“Capitalism Without Failure is Like Religion Without Sin”
Posted by Larry Doyle on August 20, 2009 8:54 AM |
Did our markets and economy look into the abyss during the 1st quarter of this year only to be saved by the policies and programs of Uncle Sam? Are we on the road to recovery or have we merely papered over the problems embedded in a host of our larger institutions?
The decision to effectively bail out certain financial institutions deemed ‘too big to fail’ was not unanimous amongst the Federal Reserve governors. The head of the Kansas City Fed, Thomas Hoenig, believes the Fed, Treasury, and other members of Uncle Sam’s family should have allowed more institutions to fail.
Hoenig addressed this topic last Spring in writing Too Big Has Failed. I resubmit his review simply because I do not believe the underlying issues have changed or been effectively addressed. What are these issues?
1. Losses must be identified and realized.
2. Management must be replaced.
Until both these steps are taken, true health can not return to the system.
Hoenig discounts the systemic risk argument put forth by government officials and believes we have chosen a path of slow recovery with an increased cost borne by the American taxpayer. The powers that be are effectively transferring the losses from the institutions to the public.
Hoenig echoes economist Allan Meltzer’s view that “capitalism without failure is like religion without sin.”
Hoenig provides a number of examples of institutions deemed too big to fail in the past and the manner in which their failure was addressed. Suffice it to say, the prior paths are vastly different than the paths taken in this crisis. Additionally, Hoenig provides a blueprint for the future.
I address these points which have been heavily debated over the last number of months because Mr. Hoenig is back in the news today. He is hosting a number of central bankers, including Ben Bernanke and Jean-Claude Trichet of the ECB at a conference in Jackson Hole, WY.
Bloomberg offers insights on this conference, Hoenig Stirs Debate on Bank Failures as Fed Forum Convenes:
The host for central bankers attending the Federal Reserve conference this weekend to discuss the financial crisis is a regional Fed chief who’s making waves with his proposal for letting big U.S. banks fail.
Thomas Hoenig, the Kansas City Fed president, will welcome Fed ChairmanBen S. Bernanke, European Central Bank President Jean-Claude Trichet and dozens of other central bankers to the annual symposium in Jackson Hole, Wyoming, starting today. Hoenig said he hopes the gathering will serve as a model for handling crises in the future.
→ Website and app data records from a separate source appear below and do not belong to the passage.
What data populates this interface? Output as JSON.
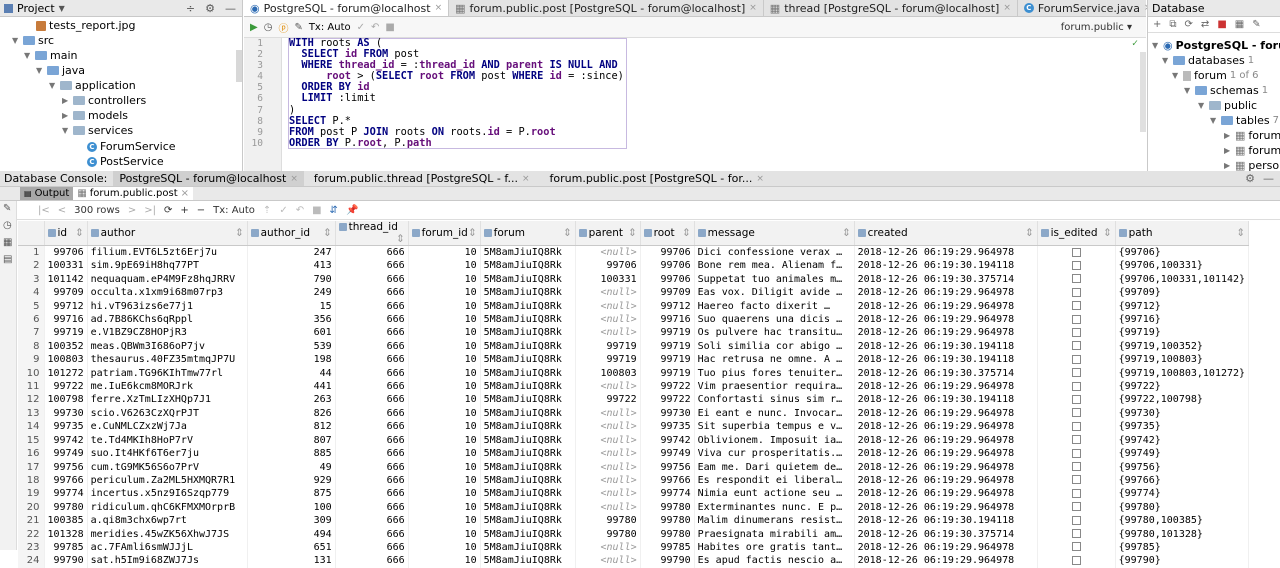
{
  "project": {
    "title": "Project",
    "items": [
      {
        "label": "tests_report.jpg",
        "kind": "image"
      },
      {
        "label": "src",
        "kind": "folder"
      },
      {
        "label": "main",
        "kind": "folder"
      },
      {
        "label": "java",
        "kind": "folder"
      },
      {
        "label": "application",
        "kind": "package"
      },
      {
        "label": "controllers",
        "kind": "package"
      },
      {
        "label": "models",
        "kind": "package"
      },
      {
        "label": "services",
        "kind": "package"
      },
      {
        "label": "ForumService",
        "kind": "class"
      },
      {
        "label": "PostService",
        "kind": "class"
      }
    ]
  },
  "editor": {
    "tabs": [
      "PostgreSQL - forum@localhost",
      "forum.public.post [PostgreSQL - forum@localhost]",
      "thread [PostgreSQL - forum@localhost]",
      "ForumService.java"
    ],
    "tx_label": "Tx: Auto",
    "schema_label": "forum.public",
    "lines": [
      "WITH roots AS (",
      "  SELECT id FROM post",
      "  WHERE thread_id = :thread_id AND parent IS NULL AND",
      "      root > (SELECT root FROM post WHERE id = :since)",
      "  ORDER BY id",
      "  LIMIT :limit",
      ")",
      "SELECT P.*",
      "FROM post P JOIN roots ON roots.id = P.root",
      "ORDER BY P.root, P.path"
    ]
  },
  "database": {
    "title": "Database",
    "items": [
      {
        "label": "PostgreSQL - forum@",
        "count": ""
      },
      {
        "label": "databases",
        "count": "1"
      },
      {
        "label": "forum",
        "count": "1 of 6"
      },
      {
        "label": "schemas",
        "count": "1"
      },
      {
        "label": "public",
        "count": ""
      },
      {
        "label": "tables",
        "count": "7"
      },
      {
        "label": "forum",
        "count": ""
      },
      {
        "label": "forum_",
        "count": ""
      },
      {
        "label": "person",
        "count": ""
      }
    ]
  },
  "console": {
    "label": "Database Console:",
    "tabs": [
      "PostgreSQL - forum@localhost",
      "forum.public.thread [PostgreSQL - f...",
      "forum.public.post [PostgreSQL - for..."
    ],
    "subtabs": [
      "Output",
      "forum.public.post"
    ],
    "rows_label": "300 rows",
    "tx_label": "Tx: Auto",
    "columns": [
      "id",
      "author",
      "author_id",
      "thread_id",
      "forum_id",
      "forum",
      "parent",
      "root",
      "message",
      "created",
      "is_edited",
      "path"
    ],
    "rows": [
      [
        "99706",
        "filium.EVT6L5zt6Erj7u",
        "247",
        "666",
        "10",
        "5M8amJiuIQ8Rk",
        "<null>",
        "99706",
        "Dici confessione verax …",
        "2018-12-26 06:19:29.964978",
        "",
        "{99706}"
      ],
      [
        "100331",
        "sim.9pE69iH8hq77PT",
        "413",
        "666",
        "10",
        "5M8amJiuIQ8Rk",
        "99706",
        "99706",
        "Bone rem mea. Alienam f…",
        "2018-12-26 06:19:30.194118",
        "",
        "{99706,100331}"
      ],
      [
        "101142",
        "nequaquam.eP4M9Fz8hqJRRV",
        "790",
        "666",
        "10",
        "5M8amJiuIQ8Rk",
        "100331",
        "99706",
        "Suppetat tuo animales m…",
        "2018-12-26 06:19:30.375714",
        "",
        "{99706,100331,101142}"
      ],
      [
        "99709",
        "occulta.x1xm9i68m07rp3",
        "249",
        "666",
        "10",
        "5M8amJiuIQ8Rk",
        "<null>",
        "99709",
        "Eas vox. Diligit avide …",
        "2018-12-26 06:19:29.964978",
        "",
        "{99709}"
      ],
      [
        "99712",
        "hi.vT963izs6e77j1",
        "15",
        "666",
        "10",
        "5M8amJiuIQ8Rk",
        "<null>",
        "99712",
        "Haereo facto dixerit …",
        "2018-12-26 06:19:29.964978",
        "",
        "{99712}"
      ],
      [
        "99716",
        "ad.7B86KChs6qRppl",
        "356",
        "666",
        "10",
        "5M8amJiuIQ8Rk",
        "<null>",
        "99716",
        "Suo quaerens una dicis …",
        "2018-12-26 06:19:29.964978",
        "",
        "{99716}"
      ],
      [
        "99719",
        "e.V1BZ9CZ8HOPjR3",
        "601",
        "666",
        "10",
        "5M8amJiuIQ8Rk",
        "<null>",
        "99719",
        "Os pulvere hac transitu…",
        "2018-12-26 06:19:29.964978",
        "",
        "{99719}"
      ],
      [
        "100352",
        "meas.QBWm3I686oP7jv",
        "539",
        "666",
        "10",
        "5M8amJiuIQ8Rk",
        "99719",
        "99719",
        "Soli similia cor abigo …",
        "2018-12-26 06:19:30.194118",
        "",
        "{99719,100352}"
      ],
      [
        "100803",
        "thesaurus.40FZ35mtmqJP7U",
        "198",
        "666",
        "10",
        "5M8amJiuIQ8Rk",
        "99719",
        "99719",
        "Hac retrusa ne omne. A …",
        "2018-12-26 06:19:30.194118",
        "",
        "{99719,100803}"
      ],
      [
        "101272",
        "patriam.TG96KIhTmw77rl",
        "44",
        "666",
        "10",
        "5M8amJiuIQ8Rk",
        "100803",
        "99719",
        "Tuo pius fores tenuiter…",
        "2018-12-26 06:19:30.375714",
        "",
        "{99719,100803,101272}"
      ],
      [
        "99722",
        "me.IuE6kcm8MORJrk",
        "441",
        "666",
        "10",
        "5M8amJiuIQ8Rk",
        "<null>",
        "99722",
        "Vim praesentior requira…",
        "2018-12-26 06:19:29.964978",
        "",
        "{99722}"
      ],
      [
        "100798",
        "ferre.XzTmLIzXHQp7J1",
        "263",
        "666",
        "10",
        "5M8amJiuIQ8Rk",
        "99722",
        "99722",
        "Confortasti sinus sim r…",
        "2018-12-26 06:19:30.194118",
        "",
        "{99722,100798}"
      ],
      [
        "99730",
        "scio.V6263CzXQrPJT",
        "826",
        "666",
        "10",
        "5M8amJiuIQ8Rk",
        "<null>",
        "99730",
        "Ei eant e nunc. Invocar…",
        "2018-12-26 06:19:29.964978",
        "",
        "{99730}"
      ],
      [
        "99735",
        "e.CuNMLCZxzWj7Ja",
        "812",
        "666",
        "10",
        "5M8amJiuIQ8Rk",
        "<null>",
        "99735",
        "Sit superbia tempus e v…",
        "2018-12-26 06:19:29.964978",
        "",
        "{99735}"
      ],
      [
        "99742",
        "te.Td4MKIh8HoP7rV",
        "807",
        "666",
        "10",
        "5M8amJiuIQ8Rk",
        "<null>",
        "99742",
        "Oblivionem. Imposuit ia…",
        "2018-12-26 06:19:29.964978",
        "",
        "{99742}"
      ],
      [
        "99749",
        "suo.It4HKf6T6er7ju",
        "885",
        "666",
        "10",
        "5M8amJiuIQ8Rk",
        "<null>",
        "99749",
        "Viva cur prosperitatis.…",
        "2018-12-26 06:19:29.964978",
        "",
        "{99749}"
      ],
      [
        "99756",
        "cum.tG9MK56S6o7PrV",
        "49",
        "666",
        "10",
        "5M8amJiuIQ8Rk",
        "<null>",
        "99756",
        "Eam me. Dari quietem de…",
        "2018-12-26 06:19:29.964978",
        "",
        "{99756}"
      ],
      [
        "99766",
        "periculum.Za2ML5HXMQR7R1",
        "929",
        "666",
        "10",
        "5M8amJiuIQ8Rk",
        "<null>",
        "99766",
        "Es respondit ei liberal…",
        "2018-12-26 06:19:29.964978",
        "",
        "{99766}"
      ],
      [
        "99774",
        "incertus.x5nz9I6Szqp779",
        "875",
        "666",
        "10",
        "5M8amJiuIQ8Rk",
        "<null>",
        "99774",
        "Nimia eunt actione seu …",
        "2018-12-26 06:19:29.964978",
        "",
        "{99774}"
      ],
      [
        "99780",
        "ridiculum.qhC6KFMXMOrprB",
        "100",
        "666",
        "10",
        "5M8amJiuIQ8Rk",
        "<null>",
        "99780",
        "Exterminantes nunc. E p…",
        "2018-12-26 06:19:29.964978",
        "",
        "{99780}"
      ],
      [
        "100385",
        "a.qi8m3chx6wp7rt",
        "309",
        "666",
        "10",
        "5M8amJiuIQ8Rk",
        "99780",
        "99780",
        "Malim dinumerans resist…",
        "2018-12-26 06:19:30.194118",
        "",
        "{99780,100385}"
      ],
      [
        "101328",
        "meridies.45wZK56XhwJ7JS",
        "494",
        "666",
        "10",
        "5M8amJiuIQ8Rk",
        "99780",
        "99780",
        "Praesignata mirabili am…",
        "2018-12-26 06:19:30.375714",
        "",
        "{99780,101328}"
      ],
      [
        "99785",
        "ac.7FAmli6smWJJjL",
        "651",
        "666",
        "10",
        "5M8amJiuIQ8Rk",
        "<null>",
        "99785",
        "Habites ore gratis tant…",
        "2018-12-26 06:19:29.964978",
        "",
        "{99785}"
      ],
      [
        "99790",
        "sat.h5Im9i68ZWJ7Js",
        "131",
        "666",
        "10",
        "5M8amJiuIQ8Rk",
        "<null>",
        "99790",
        "Es apud factis nescio a…",
        "2018-12-26 06:19:29.964978",
        "",
        "{99790}"
      ]
    ]
  }
}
Bernanke has urged Congress to back part of Hoenig’s proposal for dealing with faltering big banks, which would wipe out shareholder equity in any that receive government aid. The Treasury Department’s so-called resolution authority plan, while likely to result in stockholder losses, doesn’t require it.
Stay tuned. Many in Washington and on Wall Street would clearly choose to continue the rope-a-dope style of ‘wait and see how things work out’ and stick the American public with the tab. Fed governor Thomas Hoenig has a vastly different opinion.
This entry was posted on Thursday, August 20th, 2009 at 8:54 AM and is filed under Banking Institutions, General. You can follow any responses to this entry through the RSS 2.0 feed. You can leave a response, or trackback from your own site.